After graduating from Chapman in 1964, Short’s own call took him to Indianapolis, where he attended Christian Theological Seminary. He was in his second year when he saw televised images of King’s march from Selma to Montgomery in Alabama. He watched as police on horseback rode into and over the crowds of participants.
He and some classmates jumped on a bus and rode eight hours to be there for the last five miles of the march.
“It was exhilarating but frightening,” he recalled. “That was the most scared I’ve ever been in my life, and I’ve been where rioting broke out.”
At the end of the journey, surrounded by the National Guard, marchers gathered on the courthouse steps.

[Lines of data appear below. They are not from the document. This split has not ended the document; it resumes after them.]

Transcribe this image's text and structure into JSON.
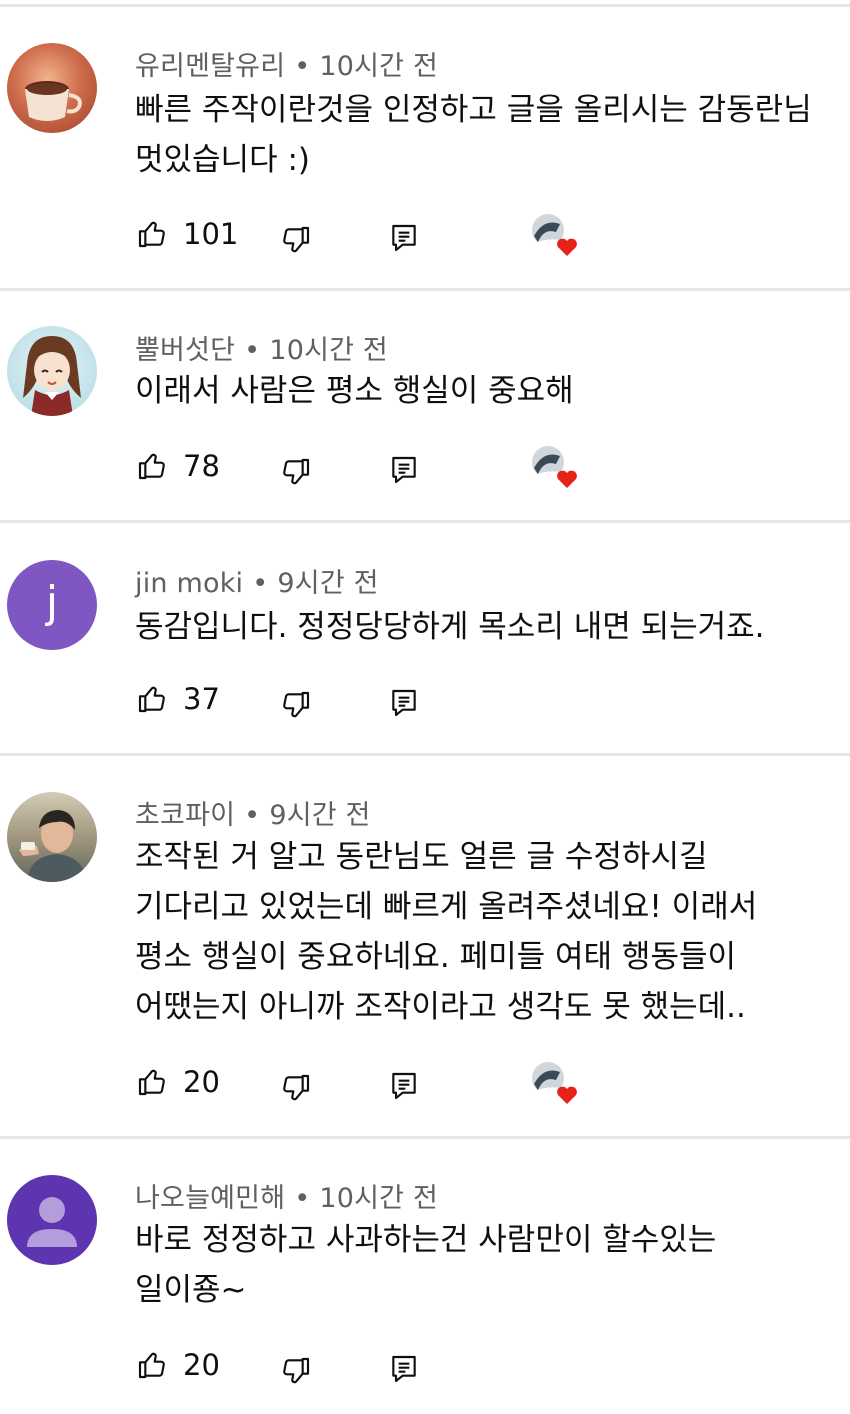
{
  "comments": [
    {
      "author": "유리멘탈유리",
      "separator": "•",
      "time": "10시간 전",
      "lines": [
        "빠른 주작이란것을 인정하고 글을 올리시는 감동란님",
        "멋있습니다 :)"
      ],
      "likes": "101",
      "creator_heart": true,
      "avatar": {
        "type": "photo-cup",
        "color": "#b4553b"
      }
    },
    {
      "author": "뿔버섯단",
      "separator": "•",
      "time": "10시간 전",
      "lines": [
        "이래서 사람은 평소 행실이 중요해"
      ],
      "likes": "78",
      "creator_heart": true,
      "avatar": {
        "type": "anime-character",
        "color": "#6b3a22"
      }
    },
    {
      "author": "jin moki",
      "separator": "•",
      "time": "9시간 전",
      "lines": [
        "동감입니다. 정정당당하게 목소리 내면 되는거죠."
      ],
      "likes": "37",
      "creator_heart": false,
      "avatar": {
        "type": "letter",
        "letter": "j",
        "color": "#7e57c2"
      }
    },
    {
      "author": "초코파이",
      "separator": "•",
      "time": "9시간 전",
      "lines": [
        "조작된 거 알고 동란님도 얼른 글 수정하시길",
        "기다리고 있었는데 빠르게 올려주셨네요! 이래서",
        "평소 행실이 중요하네요. 페미들 여태 행동들이",
        "어땠는지 아니까 조작이라고 생각도 못 했는데.."
      ],
      "likes": "20",
      "creator_heart": true,
      "avatar": {
        "type": "photo-person",
        "color": "#8a7f6a"
      }
    },
    {
      "author": "나오늘예민해",
      "separator": "•",
      "time": "10시간 전",
      "lines": [
        "바로 정정하고 사과하는건 사람만이 할수있는",
        "일이죵~"
      ],
      "likes": "20",
      "creator_heart": false,
      "avatar": {
        "type": "default-person",
        "color": "#5e35b1"
      }
    }
  ],
  "icons": {
    "like": "thumb-up-icon",
    "dislike": "thumb-down-icon",
    "reply": "reply-icon",
    "heart": "creator-heart-icon"
  },
  "colors": {
    "text": "#0f0f0f",
    "meta": "#606060",
    "divider": "#e5e5e5",
    "heart": "#e62117"
  }
}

As preliminary speakers addressed the crowd, the Guard members made lots of noise, but when King stepped up, “it got eerily quiet,” Short said. “Those Guard members didn’t like what he was saying, but he still had them captivated.”

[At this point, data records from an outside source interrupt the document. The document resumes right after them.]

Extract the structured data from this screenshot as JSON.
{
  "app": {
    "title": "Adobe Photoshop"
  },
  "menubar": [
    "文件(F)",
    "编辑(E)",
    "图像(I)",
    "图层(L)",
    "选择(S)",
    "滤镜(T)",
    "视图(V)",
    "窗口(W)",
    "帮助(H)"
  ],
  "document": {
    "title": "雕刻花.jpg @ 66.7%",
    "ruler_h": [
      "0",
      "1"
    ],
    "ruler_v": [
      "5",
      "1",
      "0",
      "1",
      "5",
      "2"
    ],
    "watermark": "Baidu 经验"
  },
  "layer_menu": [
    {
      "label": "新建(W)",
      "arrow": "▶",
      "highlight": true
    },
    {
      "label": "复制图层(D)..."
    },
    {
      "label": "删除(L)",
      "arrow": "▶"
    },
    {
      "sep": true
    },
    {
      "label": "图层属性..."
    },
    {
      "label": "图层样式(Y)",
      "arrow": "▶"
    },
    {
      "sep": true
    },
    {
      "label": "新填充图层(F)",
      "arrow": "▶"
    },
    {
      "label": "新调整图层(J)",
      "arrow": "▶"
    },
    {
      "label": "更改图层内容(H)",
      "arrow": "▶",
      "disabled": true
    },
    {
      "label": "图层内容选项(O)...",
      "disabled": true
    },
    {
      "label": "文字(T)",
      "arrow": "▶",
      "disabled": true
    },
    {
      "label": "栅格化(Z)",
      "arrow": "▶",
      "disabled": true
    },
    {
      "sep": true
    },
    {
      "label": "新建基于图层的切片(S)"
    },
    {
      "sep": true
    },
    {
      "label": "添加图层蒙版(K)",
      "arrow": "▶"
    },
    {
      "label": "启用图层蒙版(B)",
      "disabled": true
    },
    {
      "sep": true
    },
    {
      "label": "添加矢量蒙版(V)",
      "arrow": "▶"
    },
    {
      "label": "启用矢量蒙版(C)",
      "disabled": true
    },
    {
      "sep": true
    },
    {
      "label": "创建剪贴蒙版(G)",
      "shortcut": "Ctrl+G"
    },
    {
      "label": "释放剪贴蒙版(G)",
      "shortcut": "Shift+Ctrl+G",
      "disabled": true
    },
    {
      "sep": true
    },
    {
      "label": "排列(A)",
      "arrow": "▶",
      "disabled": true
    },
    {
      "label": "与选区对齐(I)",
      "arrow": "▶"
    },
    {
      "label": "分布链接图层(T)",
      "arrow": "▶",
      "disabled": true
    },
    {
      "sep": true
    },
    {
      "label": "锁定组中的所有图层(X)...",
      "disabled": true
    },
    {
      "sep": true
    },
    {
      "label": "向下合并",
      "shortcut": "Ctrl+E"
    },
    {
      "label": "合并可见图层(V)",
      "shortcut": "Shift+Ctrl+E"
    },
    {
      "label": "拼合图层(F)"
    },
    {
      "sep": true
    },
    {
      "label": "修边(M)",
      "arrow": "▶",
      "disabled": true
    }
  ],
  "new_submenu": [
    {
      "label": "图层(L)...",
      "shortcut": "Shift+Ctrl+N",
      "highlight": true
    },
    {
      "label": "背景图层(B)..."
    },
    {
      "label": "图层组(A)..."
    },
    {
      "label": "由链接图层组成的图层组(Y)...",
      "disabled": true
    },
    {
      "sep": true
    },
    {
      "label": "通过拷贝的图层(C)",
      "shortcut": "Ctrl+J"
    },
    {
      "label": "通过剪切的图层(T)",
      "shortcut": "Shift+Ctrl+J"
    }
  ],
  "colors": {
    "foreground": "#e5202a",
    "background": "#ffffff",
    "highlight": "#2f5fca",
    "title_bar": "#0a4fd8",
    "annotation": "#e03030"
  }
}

Years later, as chaplain on campus, Short would help found the Peace Studies program and teach conflict resolution at Chapman. He also co-founded the Orange County Interfaith Peace Ministry.
Throughout his ministerial life, he repeatedly has been drawn back to his collegiate moments with Dr. King as touchstones for his own actions on issues of equality and social justice.
“It may have been 50 years ago, but it was a pivotal moment for me, and it remains so,” Short said. “It’s a moment that made me very proud to be a Chapman student.”
‘Until the Good Society is Realized’
Excerpts from “Racial Justice and Nonviolent Resistance” by Dr. Martin Luther King Jr., Dec. 10, 1961, Memorial Hall at Chapman:
We certainly do all want to live the well-adjusted life. … (But) may I say to you this evening that there are some things for which I am proud to be maladjusted in our social order. And I call upon all men of good will to be maladjusted in these things until the good society is realized.
I never intend to adjust myself to the evils of segregation and discrimination. …
I never intend to adjust myself to economic conditions that will take necessities from the many to give luxuries to the few.
I never intend to adjust myself to the madness of militarism and the self-defeating effects of physical violence. …
It may well be that salvation for our world lies in the hands of the maladjusted. And so I say to you – let us be maladjusted.
As maladjusted as the Prophet Amos who in the midst of the injustices of his day could cry out in words that echo across the centuries, “Let justice roll down like waters and righteousness like a mighty stream.”
As maladjusted as Abraham Lincoln, who had the vision to see that this nation could not survive half-slave and half-free.
As maladjusted as Thomas Jefferson, who in an age amazingly adjusted to slavery, could cry out in words of mystic and cosmic proportions, “We hold these truths to be self-evident, that all men are created equal.” …
As maladjusted as Jesus of Nazareth, who could say, “Love your enemies. Bless them that curse you. Pray for them that despitefully use you.”
I am convinced that through such maladjustment we will be able to emerge from the bleak and desolate midnight of man’s inhumanity to man into the bright and glittering daybreak of freedom and justice. …
This will be the day the American Dream is realized.